_What you need to do:_
What lines in the records below contain the string "JSON"? Copy every one.
##########
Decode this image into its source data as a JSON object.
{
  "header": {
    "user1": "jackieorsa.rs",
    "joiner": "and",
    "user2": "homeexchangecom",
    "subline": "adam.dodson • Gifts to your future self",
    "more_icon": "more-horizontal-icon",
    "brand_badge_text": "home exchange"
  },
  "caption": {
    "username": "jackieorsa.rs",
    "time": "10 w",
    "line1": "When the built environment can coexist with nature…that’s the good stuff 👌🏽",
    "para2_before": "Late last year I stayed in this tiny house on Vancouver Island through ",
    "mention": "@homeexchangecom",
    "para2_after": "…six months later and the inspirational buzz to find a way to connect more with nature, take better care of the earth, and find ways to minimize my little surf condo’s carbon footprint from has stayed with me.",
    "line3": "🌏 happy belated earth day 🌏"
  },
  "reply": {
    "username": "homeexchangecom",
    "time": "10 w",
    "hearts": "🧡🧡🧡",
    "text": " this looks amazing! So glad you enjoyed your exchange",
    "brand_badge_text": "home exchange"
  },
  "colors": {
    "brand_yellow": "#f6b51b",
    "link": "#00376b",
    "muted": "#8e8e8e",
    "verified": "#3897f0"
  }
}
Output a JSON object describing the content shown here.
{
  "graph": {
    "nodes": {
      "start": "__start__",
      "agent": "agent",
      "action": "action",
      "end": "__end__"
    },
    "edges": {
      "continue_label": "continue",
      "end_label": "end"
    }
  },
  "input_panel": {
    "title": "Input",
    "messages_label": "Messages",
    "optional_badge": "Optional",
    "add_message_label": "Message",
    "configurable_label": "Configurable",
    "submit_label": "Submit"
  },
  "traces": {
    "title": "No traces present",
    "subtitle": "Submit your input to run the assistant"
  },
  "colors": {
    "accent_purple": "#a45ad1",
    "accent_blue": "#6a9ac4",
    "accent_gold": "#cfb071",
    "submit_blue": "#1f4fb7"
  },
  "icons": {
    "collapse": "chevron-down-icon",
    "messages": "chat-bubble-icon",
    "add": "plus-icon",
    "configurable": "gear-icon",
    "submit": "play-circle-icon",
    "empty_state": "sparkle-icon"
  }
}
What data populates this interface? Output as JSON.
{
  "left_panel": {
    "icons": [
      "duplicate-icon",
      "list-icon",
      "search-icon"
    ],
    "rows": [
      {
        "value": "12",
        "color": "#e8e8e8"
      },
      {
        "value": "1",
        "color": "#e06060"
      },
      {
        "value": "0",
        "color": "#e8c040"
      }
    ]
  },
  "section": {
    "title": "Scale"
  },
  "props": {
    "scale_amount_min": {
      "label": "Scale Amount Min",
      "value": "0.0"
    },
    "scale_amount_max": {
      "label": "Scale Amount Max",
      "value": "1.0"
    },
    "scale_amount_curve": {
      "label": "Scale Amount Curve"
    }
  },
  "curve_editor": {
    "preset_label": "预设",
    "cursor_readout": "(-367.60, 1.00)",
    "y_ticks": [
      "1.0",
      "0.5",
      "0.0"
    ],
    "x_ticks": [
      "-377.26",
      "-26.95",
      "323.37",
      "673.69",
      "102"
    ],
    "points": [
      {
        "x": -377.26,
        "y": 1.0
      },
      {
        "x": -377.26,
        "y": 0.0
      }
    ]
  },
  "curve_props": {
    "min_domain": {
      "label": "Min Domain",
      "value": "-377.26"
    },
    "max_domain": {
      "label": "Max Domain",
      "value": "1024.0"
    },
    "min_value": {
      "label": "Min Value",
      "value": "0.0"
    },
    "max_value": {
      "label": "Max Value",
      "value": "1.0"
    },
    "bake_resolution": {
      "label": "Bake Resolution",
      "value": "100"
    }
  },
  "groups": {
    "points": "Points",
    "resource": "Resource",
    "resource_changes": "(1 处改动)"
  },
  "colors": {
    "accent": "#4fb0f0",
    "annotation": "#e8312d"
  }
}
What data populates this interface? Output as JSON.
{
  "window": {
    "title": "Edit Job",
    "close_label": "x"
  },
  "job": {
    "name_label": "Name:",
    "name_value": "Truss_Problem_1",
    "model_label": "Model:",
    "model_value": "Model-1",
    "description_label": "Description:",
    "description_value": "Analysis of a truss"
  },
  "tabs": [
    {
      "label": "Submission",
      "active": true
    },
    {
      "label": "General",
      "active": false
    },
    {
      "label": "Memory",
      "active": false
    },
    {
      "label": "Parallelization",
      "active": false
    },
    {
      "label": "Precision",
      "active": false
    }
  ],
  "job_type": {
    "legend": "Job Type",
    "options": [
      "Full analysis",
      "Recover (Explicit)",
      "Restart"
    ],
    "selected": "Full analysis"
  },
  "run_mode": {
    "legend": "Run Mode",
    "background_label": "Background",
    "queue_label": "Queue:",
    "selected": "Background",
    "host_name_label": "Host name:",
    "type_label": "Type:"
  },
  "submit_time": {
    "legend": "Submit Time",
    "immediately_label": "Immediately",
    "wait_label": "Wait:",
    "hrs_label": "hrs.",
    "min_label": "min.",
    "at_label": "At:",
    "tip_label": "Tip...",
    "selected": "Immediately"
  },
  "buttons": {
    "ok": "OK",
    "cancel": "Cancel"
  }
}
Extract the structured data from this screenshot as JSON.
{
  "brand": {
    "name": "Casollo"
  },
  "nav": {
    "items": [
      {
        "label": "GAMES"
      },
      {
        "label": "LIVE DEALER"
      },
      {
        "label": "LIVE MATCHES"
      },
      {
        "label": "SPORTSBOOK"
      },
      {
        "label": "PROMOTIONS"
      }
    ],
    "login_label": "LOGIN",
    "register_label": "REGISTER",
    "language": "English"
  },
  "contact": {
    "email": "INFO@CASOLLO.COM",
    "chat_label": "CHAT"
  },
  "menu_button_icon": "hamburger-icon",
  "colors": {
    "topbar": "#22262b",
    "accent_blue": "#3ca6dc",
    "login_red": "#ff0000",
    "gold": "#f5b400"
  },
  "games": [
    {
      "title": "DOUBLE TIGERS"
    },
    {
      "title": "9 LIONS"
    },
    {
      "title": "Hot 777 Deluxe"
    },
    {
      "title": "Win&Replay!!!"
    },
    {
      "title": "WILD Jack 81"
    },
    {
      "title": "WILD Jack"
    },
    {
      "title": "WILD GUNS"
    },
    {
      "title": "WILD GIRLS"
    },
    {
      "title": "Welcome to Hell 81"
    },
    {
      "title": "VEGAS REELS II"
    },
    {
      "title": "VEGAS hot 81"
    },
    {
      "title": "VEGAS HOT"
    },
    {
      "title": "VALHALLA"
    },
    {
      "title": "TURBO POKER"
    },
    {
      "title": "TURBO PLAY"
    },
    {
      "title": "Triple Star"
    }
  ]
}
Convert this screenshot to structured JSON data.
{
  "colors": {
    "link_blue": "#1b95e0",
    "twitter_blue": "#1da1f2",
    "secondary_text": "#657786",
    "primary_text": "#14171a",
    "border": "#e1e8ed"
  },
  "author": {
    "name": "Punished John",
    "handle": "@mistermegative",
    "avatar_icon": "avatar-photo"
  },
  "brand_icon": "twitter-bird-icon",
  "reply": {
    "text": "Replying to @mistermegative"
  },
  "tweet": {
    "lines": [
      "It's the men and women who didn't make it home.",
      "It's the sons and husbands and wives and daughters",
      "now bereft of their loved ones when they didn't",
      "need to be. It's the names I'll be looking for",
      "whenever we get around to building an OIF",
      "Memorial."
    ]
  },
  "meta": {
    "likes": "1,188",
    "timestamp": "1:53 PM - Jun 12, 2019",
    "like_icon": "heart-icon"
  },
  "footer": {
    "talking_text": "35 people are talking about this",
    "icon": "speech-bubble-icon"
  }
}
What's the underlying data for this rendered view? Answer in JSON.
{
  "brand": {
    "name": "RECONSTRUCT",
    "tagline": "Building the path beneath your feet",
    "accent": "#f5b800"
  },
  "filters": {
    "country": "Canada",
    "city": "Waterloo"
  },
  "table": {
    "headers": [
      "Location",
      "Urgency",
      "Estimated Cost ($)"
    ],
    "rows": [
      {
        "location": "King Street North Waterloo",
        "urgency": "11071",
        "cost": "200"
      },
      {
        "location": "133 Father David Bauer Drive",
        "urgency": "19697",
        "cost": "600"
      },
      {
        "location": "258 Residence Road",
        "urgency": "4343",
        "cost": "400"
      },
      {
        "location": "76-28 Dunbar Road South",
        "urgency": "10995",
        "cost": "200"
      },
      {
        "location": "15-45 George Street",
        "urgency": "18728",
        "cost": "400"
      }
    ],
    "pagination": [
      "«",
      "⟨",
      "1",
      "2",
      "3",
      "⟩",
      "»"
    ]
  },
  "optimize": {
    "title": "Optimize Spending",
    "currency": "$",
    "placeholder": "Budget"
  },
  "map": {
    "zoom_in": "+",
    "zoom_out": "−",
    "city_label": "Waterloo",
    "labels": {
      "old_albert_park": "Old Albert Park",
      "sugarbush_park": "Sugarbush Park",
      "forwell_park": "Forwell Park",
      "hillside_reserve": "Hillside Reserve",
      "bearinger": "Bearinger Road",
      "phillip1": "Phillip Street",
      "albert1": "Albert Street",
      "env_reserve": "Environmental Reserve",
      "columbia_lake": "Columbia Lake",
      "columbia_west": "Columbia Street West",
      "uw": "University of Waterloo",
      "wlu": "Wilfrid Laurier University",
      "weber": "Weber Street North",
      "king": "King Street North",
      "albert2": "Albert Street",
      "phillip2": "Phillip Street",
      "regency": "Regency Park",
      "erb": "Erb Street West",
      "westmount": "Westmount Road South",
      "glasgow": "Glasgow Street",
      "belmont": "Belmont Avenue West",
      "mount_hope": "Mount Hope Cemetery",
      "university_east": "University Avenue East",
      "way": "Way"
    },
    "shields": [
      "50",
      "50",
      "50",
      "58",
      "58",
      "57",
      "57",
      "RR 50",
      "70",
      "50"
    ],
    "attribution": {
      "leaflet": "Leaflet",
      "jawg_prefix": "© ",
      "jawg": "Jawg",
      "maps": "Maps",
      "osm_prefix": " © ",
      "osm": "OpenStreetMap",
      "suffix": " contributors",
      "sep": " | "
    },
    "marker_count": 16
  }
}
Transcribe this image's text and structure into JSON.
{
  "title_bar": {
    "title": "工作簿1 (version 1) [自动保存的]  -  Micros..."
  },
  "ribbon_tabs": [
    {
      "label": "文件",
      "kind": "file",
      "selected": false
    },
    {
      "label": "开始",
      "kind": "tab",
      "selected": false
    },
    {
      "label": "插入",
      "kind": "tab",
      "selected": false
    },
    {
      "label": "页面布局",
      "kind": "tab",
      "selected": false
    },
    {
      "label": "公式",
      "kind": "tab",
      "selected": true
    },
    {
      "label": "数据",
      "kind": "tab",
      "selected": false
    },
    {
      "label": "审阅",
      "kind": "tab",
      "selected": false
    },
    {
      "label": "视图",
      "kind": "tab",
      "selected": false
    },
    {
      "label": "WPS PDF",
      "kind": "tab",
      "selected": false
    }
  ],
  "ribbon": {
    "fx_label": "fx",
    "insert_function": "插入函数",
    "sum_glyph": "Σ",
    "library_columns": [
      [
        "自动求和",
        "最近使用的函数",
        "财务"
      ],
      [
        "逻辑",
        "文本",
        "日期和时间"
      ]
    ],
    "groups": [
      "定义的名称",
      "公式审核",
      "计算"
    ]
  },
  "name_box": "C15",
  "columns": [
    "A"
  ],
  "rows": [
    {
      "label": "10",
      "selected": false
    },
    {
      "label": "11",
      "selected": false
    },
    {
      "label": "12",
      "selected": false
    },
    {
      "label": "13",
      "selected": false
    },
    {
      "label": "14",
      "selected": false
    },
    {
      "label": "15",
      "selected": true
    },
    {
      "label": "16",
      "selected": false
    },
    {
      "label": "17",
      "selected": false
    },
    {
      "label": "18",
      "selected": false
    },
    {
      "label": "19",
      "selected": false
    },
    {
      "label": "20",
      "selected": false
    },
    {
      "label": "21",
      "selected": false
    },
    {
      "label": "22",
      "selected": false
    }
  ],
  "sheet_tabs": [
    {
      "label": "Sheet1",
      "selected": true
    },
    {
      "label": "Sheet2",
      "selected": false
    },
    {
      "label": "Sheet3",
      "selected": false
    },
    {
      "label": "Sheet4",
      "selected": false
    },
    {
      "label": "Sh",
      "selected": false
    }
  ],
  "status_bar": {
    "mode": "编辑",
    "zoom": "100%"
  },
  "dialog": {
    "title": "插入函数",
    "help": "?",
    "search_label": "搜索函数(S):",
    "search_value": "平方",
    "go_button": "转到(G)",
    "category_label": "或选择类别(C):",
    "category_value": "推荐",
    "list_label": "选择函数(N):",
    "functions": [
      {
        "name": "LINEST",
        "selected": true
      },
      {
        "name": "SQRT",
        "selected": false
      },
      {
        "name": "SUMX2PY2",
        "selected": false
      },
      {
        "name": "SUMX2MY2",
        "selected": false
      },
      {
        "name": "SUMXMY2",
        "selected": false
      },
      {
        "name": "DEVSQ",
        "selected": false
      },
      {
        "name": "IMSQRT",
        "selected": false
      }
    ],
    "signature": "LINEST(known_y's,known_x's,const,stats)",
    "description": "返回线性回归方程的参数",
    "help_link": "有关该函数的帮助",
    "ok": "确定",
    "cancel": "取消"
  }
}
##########
_Response area:_
Decode this image into its source data as a JSON object.
Output a JSON object describing the content shown here.
What data populates this interface? Output as JSON.
What data populates this interface? Output as JSON.
Extract the structured data from this screenshot as JSON.
Convert this screenshot to structured JSON data.
What's the underlying data for this rendered view? Answer in JSON.
Transcribe this image's text and structure into JSON.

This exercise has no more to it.